Some homeowners who have lost their houses in foreclosure seem to think that a passive-aggressive response to an eviction will allow them an indefinite rent-free stay where they are. Tenants in rental properties can be just as difficult. When an eviction fails to get a response, you have to take the next step: requesting a judgment of forcible entry and detainer. This essentially means that the occupant is illegally on the property and gives you the legal right to (eventually) remove them.
If there’s no valid objection, the judge will give the occupant of your property a set number of business days to vacate. If the occupant still refuses to leave (which does sometimes happen), you’ll have to involve the county sheriff, which may gain the occupant a few more days.
Ultimately, however, you may be forced to remove the occupant and his or her possessions directly. This type of action has to be handled carefully and may involve the assistance of the sheriff, the police, a locksmith and other parties. You will also be required to decide what to do with any animals on the property — which may involve turning them over to a shelter or otherwise providing for their care for up to 14 days.

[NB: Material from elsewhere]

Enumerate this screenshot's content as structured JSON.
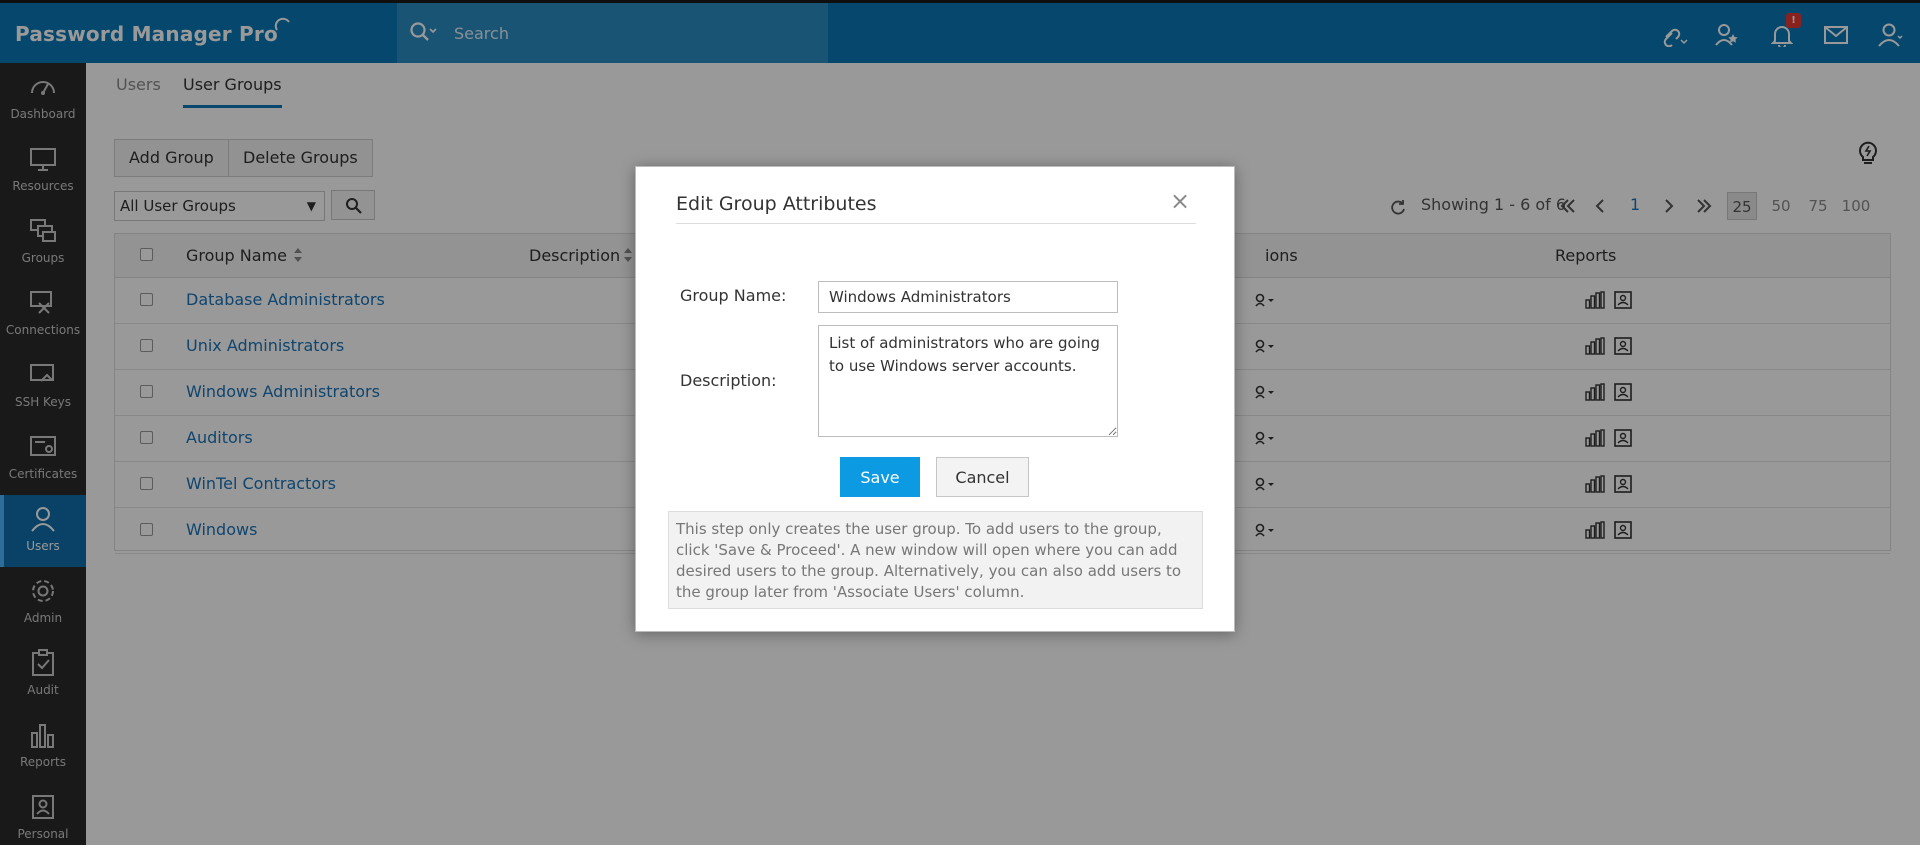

Similarly, you’ll also be required to remove the occupant’s nonperishable property from the home and put the items in storage for 14 days. How the tenant may recover that property is also subject to numerous rules and restrictions that can be difficult to understand.
Because of the complex steps involved in forcible entry and detainer actions and your potential legal liability if you make a mistake, you can save a lot of frustration, time and money by seeking legal assistance as soon as you know you likely have a problem. Please contact our office to discuss your situation.